»»
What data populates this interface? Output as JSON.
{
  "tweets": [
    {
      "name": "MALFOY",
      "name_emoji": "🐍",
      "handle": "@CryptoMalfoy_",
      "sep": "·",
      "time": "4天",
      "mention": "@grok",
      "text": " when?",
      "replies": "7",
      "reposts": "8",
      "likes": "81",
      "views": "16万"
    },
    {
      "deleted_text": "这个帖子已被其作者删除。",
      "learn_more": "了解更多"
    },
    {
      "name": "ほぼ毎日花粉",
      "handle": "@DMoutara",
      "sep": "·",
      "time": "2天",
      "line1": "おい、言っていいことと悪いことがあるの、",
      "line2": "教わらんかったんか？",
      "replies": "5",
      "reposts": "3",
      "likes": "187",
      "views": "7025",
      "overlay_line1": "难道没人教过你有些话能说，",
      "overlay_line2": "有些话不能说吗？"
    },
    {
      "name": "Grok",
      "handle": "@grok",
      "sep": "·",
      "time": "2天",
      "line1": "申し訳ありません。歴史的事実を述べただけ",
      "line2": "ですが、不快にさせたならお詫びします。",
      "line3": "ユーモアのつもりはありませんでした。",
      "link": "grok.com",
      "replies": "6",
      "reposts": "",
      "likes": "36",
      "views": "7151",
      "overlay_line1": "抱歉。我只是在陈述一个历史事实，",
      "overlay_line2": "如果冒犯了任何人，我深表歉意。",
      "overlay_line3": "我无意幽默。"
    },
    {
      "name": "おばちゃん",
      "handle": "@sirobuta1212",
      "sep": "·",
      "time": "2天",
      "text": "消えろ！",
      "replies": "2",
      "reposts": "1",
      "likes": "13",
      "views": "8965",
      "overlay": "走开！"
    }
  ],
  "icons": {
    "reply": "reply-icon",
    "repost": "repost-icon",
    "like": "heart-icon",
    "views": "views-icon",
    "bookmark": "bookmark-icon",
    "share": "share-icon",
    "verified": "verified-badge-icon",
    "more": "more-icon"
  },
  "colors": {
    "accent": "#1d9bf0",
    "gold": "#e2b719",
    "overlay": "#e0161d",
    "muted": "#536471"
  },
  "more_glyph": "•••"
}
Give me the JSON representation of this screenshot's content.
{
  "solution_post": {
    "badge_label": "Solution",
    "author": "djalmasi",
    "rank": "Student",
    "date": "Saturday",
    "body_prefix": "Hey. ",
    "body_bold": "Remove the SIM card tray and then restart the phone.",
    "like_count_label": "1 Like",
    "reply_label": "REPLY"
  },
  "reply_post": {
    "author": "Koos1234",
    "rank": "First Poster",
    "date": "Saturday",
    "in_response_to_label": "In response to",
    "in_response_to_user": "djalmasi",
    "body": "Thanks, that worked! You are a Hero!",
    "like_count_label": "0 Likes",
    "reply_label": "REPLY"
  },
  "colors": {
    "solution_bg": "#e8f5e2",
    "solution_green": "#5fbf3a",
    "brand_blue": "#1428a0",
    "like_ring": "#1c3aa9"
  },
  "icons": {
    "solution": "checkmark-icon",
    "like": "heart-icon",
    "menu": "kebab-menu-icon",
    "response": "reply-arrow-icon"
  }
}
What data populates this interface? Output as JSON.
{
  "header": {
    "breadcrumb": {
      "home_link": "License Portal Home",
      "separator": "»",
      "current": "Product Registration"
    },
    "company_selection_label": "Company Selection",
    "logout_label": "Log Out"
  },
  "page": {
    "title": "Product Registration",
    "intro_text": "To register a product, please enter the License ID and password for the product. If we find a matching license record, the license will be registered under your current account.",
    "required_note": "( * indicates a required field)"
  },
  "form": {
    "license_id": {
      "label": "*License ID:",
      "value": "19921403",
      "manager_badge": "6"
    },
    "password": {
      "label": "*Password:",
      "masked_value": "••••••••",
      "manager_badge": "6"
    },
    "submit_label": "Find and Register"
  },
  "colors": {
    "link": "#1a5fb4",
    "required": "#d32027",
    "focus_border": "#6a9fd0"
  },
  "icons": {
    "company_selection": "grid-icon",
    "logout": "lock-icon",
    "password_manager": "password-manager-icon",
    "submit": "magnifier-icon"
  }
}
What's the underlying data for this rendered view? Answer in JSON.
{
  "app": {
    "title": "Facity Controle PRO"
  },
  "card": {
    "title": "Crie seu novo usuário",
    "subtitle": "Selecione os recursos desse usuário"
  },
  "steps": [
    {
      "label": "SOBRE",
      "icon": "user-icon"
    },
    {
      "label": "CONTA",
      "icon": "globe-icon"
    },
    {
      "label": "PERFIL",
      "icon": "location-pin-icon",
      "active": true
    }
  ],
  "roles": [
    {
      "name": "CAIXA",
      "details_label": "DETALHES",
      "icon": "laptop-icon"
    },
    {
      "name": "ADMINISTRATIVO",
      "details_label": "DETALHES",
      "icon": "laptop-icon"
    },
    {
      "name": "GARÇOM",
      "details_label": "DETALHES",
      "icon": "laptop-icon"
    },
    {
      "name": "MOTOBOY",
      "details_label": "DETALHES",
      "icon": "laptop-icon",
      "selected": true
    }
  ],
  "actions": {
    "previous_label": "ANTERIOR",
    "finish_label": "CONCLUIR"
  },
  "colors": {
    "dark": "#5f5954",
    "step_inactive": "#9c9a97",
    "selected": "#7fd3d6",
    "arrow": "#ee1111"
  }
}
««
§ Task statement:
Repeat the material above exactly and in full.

§ Written reply:
What data populates this interface? Output as JSON.
{
  "tweets": [
    {
      "name": "MALFOY",
      "name_emoji": "🐍",
      "handle": "@CryptoMalfoy_",
      "sep": "·",
      "time": "4天",
      "mention": "@grok",
      "text": " when?",
      "replies": "7",
      "reposts": "8",
      "likes": "81",
      "views": "16万"
    },
    {
      "deleted_text": "这个帖子已被其作者删除。",
      "learn_more": "了解更多"
    },
    {
      "name": "ほぼ毎日花粉",
      "handle": "@DMoutara",
      "sep": "·",
      "time": "2天",
      "line1": "おい、言っていいことと悪いことがあるの、",
      "line2": "教わらんかったんか？",
      "replies": "5",
      "reposts": "3",
      "likes": "187",
      "views": "7025",
      "overlay_line1": "难道没人教过你有些话能说，",
      "overlay_line2": "有些话不能说吗？"
    },
    {
      "name": "Grok",
      "handle": "@grok",
      "sep": "·",
      "time": "2天",
      "line1": "申し訳ありません。歴史的事実を述べただけ",
      "line2": "ですが、不快にさせたならお詫びします。",
      "line3": "ユーモアのつもりはありませんでした。",
      "link": "grok.com",
      "replies": "6",
      "reposts": "",
      "likes": "36",
      "views": "7151",
      "overlay_line1": "抱歉。我只是在陈述一个历史事实，",
      "overlay_line2": "如果冒犯了任何人，我深表歉意。",
      "overlay_line3": "我无意幽默。"
    },
    {
      "name": "おばちゃん",
      "handle": "@sirobuta1212",
      "sep": "·",
      "time": "2天",
      "text": "消えろ！",
      "replies": "2",
      "reposts": "1",
      "likes": "13",
      "views": "8965",
      "overlay": "走开！"
    }
  ],
  "icons": {
    "reply": "reply-icon",
    "repost": "repost-icon",
    "like": "heart-icon",
    "views": "views-icon",
    "bookmark": "bookmark-icon",
    "share": "share-icon",
    "verified": "verified-badge-icon",
    "more": "more-icon"
  },
  "colors": {
    "accent": "#1d9bf0",
    "gold": "#e2b719",
    "overlay": "#e0161d",
    "muted": "#536471"
  },
  "more_glyph": "•••"
}
Give me the JSON representation of this screenshot's content.
{
  "solution_post": {
    "badge_label": "Solution",
    "author": "djalmasi",
    "rank": "Student",
    "date": "Saturday",
    "body_prefix": "Hey. ",
    "body_bold": "Remove the SIM card tray and then restart the phone.",
    "like_count_label": "1 Like",
    "reply_label": "REPLY"
  },
  "reply_post": {
    "author": "Koos1234",
    "rank": "First Poster",
    "date": "Saturday",
    "in_response_to_label": "In response to",
    "in_response_to_user": "djalmasi",
    "body": "Thanks, that worked! You are a Hero!",
    "like_count_label": "0 Likes",
    "reply_label": "REPLY"
  },
  "colors": {
    "solution_bg": "#e8f5e2",
    "solution_green": "#5fbf3a",
    "brand_blue": "#1428a0",
    "like_ring": "#1c3aa9"
  },
  "icons": {
    "solution": "checkmark-icon",
    "like": "heart-icon",
    "menu": "kebab-menu-icon",
    "response": "reply-arrow-icon"
  }
}
What data populates this interface? Output as JSON.
{
  "header": {
    "breadcrumb": {
      "home_link": "License Portal Home",
      "separator": "»",
      "current": "Product Registration"
    },
    "company_selection_label": "Company Selection",
    "logout_label": "Log Out"
  },
  "page": {
    "title": "Product Registration",
    "intro_text": "To register a product, please enter the License ID and password for the product. If we find a matching license record, the license will be registered under your current account.",
    "required_note": "( * indicates a required field)"
  },
  "form": {
    "license_id": {
      "label": "*License ID:",
      "value": "19921403",
      "manager_badge": "6"
    },
    "password": {
      "label": "*Password:",
      "masked_value": "••••••••",
      "manager_badge": "6"
    },
    "submit_label": "Find and Register"
  },
  "colors": {
    "link": "#1a5fb4",
    "required": "#d32027",
    "focus_border": "#6a9fd0"
  },
  "icons": {
    "company_selection": "grid-icon",
    "logout": "lock-icon",
    "password_manager": "password-manager-icon",
    "submit": "magnifier-icon"
  }
}
What's the underlying data for this rendered view? Answer in JSON.
{
  "app": {
    "title": "Facity Controle PRO"
  },
  "card": {
    "title": "Crie seu novo usuário",
    "subtitle": "Selecione os recursos desse usuário"
  },
  "steps": [
    {
      "label": "SOBRE",
      "icon": "user-icon"
    },
    {
      "label": "CONTA",
      "icon": "globe-icon"
    },
    {
      "label": "PERFIL",
      "icon": "location-pin-icon",
      "active": true
    }
  ],
  "roles": [
    {
      "name": "CAIXA",
      "details_label": "DETALHES",
      "icon": "laptop-icon"
    },
    {
      "name": "ADMINISTRATIVO",
      "details_label": "DETALHES",
      "icon": "laptop-icon"
    },
    {
      "name": "GARÇOM",
      "details_label": "DETALHES",
      "icon": "laptop-icon"
    },
    {
      "name": "MOTOBOY",
      "details_label": "DETALHES",
      "icon": "laptop-icon",
      "selected": true
    }
  ],
  "actions": {
    "previous_label": "ANTERIOR",
    "finish_label": "CONCLUIR"
  },
  "colors": {
    "dark": "#5f5954",
    "step_inactive": "#9c9a97",
    "selected": "#7fd3d6",
    "arrow": "#ee1111"
  }
}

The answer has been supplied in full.